Work item.
Exactly the lines from the one containing "Extract the structured" through the final line of the data are to be written out again, with nothing added.

Data items.
· · · ·
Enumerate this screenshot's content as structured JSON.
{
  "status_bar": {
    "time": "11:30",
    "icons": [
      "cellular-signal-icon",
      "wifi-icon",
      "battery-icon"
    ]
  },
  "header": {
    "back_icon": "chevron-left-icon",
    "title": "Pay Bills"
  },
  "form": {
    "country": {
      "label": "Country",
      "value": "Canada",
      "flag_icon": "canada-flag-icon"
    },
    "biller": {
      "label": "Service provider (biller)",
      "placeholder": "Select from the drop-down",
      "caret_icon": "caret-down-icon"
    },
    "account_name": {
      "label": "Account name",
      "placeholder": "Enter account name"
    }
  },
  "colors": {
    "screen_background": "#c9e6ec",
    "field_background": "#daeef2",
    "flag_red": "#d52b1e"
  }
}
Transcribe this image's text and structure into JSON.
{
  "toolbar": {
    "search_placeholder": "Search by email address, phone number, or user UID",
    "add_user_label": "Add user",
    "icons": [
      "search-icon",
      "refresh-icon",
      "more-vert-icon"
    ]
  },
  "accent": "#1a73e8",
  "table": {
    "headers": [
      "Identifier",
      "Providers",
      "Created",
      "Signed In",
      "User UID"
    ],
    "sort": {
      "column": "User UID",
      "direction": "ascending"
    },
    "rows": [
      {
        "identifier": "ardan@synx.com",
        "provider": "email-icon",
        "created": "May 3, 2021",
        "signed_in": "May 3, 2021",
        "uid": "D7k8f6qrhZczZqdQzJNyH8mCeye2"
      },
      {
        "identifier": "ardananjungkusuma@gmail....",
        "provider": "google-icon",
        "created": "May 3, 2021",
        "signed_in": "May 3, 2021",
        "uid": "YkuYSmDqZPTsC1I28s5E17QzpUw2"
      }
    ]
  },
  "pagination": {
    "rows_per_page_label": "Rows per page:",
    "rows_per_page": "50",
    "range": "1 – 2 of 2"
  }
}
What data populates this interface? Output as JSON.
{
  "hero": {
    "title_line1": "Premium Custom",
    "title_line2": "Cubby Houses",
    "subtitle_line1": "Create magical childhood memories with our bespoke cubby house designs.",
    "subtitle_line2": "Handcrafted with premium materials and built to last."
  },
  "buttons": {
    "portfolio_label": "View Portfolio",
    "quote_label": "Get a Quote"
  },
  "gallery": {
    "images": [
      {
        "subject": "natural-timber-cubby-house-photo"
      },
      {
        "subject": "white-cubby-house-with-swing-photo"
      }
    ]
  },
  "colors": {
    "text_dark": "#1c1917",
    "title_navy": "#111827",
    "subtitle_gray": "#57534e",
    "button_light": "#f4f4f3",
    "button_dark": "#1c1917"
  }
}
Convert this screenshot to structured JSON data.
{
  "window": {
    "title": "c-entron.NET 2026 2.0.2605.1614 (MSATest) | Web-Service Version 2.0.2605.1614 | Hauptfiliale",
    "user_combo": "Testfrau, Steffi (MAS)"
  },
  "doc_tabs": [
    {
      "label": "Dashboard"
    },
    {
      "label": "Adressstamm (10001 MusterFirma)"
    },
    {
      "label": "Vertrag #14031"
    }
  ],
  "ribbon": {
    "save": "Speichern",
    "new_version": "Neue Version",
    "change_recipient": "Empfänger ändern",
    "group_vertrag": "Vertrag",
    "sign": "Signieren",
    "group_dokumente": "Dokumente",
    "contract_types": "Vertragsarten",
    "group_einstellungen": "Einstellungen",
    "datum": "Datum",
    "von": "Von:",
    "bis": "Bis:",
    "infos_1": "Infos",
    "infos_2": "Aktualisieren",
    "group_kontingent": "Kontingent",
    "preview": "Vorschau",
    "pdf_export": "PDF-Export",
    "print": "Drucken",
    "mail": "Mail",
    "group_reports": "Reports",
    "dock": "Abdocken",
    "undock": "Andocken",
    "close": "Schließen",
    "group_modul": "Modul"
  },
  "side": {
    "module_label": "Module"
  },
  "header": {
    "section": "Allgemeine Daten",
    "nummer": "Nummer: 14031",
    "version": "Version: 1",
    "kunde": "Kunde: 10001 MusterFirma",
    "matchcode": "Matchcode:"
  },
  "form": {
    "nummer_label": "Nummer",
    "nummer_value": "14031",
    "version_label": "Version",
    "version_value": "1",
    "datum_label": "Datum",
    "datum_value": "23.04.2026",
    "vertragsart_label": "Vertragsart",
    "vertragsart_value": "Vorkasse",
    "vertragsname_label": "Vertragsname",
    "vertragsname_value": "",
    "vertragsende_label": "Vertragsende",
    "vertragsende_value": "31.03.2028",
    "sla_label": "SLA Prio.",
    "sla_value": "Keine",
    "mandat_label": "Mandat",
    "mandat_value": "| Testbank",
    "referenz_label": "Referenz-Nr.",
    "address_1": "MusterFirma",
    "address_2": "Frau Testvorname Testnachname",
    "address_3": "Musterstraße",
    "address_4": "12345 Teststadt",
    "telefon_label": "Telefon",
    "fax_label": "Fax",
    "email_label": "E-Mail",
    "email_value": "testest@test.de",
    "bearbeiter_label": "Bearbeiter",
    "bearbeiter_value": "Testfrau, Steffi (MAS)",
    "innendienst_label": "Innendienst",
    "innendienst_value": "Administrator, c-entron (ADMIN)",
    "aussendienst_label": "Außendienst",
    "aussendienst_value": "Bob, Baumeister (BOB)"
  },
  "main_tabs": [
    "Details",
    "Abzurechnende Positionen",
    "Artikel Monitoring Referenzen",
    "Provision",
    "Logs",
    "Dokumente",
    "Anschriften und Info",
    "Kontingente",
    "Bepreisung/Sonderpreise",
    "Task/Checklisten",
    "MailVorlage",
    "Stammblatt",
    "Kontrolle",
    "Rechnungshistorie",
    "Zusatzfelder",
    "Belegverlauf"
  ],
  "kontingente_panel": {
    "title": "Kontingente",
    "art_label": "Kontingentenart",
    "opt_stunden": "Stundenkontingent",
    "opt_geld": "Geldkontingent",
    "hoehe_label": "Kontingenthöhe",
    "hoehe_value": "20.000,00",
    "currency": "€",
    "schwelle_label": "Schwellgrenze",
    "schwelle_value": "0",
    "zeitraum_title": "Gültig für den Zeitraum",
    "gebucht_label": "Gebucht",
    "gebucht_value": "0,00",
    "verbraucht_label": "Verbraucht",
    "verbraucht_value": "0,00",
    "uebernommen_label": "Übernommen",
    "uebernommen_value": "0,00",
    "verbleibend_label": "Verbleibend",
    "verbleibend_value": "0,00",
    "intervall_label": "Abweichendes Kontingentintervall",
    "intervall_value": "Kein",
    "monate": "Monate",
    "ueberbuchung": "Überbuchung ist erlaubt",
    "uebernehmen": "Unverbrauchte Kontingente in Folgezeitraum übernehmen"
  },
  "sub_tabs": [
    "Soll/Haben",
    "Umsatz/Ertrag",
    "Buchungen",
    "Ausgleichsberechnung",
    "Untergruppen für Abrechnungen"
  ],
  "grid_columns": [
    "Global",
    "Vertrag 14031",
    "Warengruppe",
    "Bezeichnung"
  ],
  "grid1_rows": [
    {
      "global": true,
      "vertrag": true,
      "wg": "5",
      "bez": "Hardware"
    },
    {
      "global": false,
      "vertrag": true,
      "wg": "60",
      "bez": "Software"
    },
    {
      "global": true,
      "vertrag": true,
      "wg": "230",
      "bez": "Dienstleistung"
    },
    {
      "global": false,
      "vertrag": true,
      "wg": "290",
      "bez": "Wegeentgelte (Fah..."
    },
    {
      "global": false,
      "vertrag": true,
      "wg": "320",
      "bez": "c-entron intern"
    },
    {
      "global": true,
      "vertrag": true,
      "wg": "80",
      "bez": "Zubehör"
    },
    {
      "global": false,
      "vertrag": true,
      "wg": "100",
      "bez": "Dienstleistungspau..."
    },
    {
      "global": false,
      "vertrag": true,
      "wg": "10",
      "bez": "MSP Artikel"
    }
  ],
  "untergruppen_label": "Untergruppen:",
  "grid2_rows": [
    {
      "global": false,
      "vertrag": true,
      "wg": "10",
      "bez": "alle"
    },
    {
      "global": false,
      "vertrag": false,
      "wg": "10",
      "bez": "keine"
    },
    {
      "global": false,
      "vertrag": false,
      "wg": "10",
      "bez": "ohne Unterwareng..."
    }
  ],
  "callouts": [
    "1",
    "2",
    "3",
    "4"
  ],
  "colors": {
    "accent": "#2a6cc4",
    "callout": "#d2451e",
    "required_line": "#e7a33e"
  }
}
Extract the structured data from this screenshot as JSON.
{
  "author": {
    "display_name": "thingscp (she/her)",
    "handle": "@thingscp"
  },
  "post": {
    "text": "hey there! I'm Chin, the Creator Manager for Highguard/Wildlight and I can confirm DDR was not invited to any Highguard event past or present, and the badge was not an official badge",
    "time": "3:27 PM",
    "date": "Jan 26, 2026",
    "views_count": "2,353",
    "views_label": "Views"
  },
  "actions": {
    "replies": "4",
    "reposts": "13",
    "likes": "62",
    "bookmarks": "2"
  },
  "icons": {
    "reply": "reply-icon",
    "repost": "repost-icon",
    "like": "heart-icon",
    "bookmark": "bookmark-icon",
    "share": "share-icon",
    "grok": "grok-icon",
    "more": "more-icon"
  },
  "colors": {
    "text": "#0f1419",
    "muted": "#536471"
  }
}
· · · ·
Answer to this task.
Extract the structured data from this screenshot as JSON.
{
  "author": {
    "display_name": "thingscp (she/her)",
    "handle": "@thingscp"
  },
  "post": {
    "text": "hey there! I'm Chin, the Creator Manager for Highguard/Wildlight and I can confirm DDR was not invited to any Highguard event past or present, and the badge was not an official badge",
    "time": "3:27 PM",
    "date": "Jan 26, 2026",
    "views_count": "2,353",
    "views_label": "Views"
  },
  "actions": {
    "replies": "4",
    "reposts": "13",
    "likes": "62",
    "bookmarks": "2"
  },
  "icons": {
    "reply": "reply-icon",
    "repost": "repost-icon",
    "like": "heart-icon",
    "bookmark": "bookmark-icon",
    "share": "share-icon",
    "grok": "grok-icon",
    "more": "more-icon"
  },
  "colors": {
    "text": "#0f1419",
    "muted": "#536471"
  }
}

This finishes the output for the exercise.